What you should do » From the entries below, return every line that includes the word "Styles".

Data extracts »
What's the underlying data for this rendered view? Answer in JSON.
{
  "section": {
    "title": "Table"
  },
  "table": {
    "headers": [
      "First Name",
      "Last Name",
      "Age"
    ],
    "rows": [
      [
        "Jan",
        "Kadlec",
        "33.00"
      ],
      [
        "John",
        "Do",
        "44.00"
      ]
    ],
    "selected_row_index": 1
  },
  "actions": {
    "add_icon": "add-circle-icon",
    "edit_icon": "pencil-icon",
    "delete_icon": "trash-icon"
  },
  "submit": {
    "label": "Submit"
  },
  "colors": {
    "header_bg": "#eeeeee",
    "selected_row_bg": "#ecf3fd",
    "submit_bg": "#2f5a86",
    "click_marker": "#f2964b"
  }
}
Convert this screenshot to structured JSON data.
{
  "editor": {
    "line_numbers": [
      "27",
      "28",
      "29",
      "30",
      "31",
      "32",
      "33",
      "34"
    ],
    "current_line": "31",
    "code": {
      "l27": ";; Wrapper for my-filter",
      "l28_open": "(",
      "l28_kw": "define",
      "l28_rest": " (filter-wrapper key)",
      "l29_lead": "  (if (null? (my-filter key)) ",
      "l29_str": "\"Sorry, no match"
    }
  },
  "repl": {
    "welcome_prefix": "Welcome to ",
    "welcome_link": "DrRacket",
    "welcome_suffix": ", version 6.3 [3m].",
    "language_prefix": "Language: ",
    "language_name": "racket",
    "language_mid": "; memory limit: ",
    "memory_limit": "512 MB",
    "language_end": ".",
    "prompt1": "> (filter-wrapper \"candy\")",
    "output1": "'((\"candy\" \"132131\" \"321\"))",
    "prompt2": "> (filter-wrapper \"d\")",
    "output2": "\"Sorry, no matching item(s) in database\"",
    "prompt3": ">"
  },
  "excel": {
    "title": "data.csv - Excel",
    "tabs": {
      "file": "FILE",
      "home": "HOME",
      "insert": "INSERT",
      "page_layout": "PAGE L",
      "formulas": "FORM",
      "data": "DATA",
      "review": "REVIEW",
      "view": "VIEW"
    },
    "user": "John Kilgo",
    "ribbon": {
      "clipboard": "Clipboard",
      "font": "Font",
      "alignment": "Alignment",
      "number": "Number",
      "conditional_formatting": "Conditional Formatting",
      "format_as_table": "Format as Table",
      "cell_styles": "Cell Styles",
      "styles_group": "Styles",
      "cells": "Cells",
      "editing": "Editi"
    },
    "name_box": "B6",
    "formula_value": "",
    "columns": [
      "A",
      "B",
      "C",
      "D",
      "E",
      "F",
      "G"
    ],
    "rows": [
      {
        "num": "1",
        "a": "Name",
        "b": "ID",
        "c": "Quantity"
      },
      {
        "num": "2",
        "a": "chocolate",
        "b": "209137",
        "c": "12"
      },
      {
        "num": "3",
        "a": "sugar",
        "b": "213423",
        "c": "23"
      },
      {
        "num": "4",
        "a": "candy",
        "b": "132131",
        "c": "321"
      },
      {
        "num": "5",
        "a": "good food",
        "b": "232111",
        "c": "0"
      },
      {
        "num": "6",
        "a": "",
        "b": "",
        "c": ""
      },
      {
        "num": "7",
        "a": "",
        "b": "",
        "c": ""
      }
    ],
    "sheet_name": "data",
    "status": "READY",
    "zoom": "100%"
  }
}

Result of this task »
      "cell_styles": "Cell Styles",
      "styles_group": "Styles",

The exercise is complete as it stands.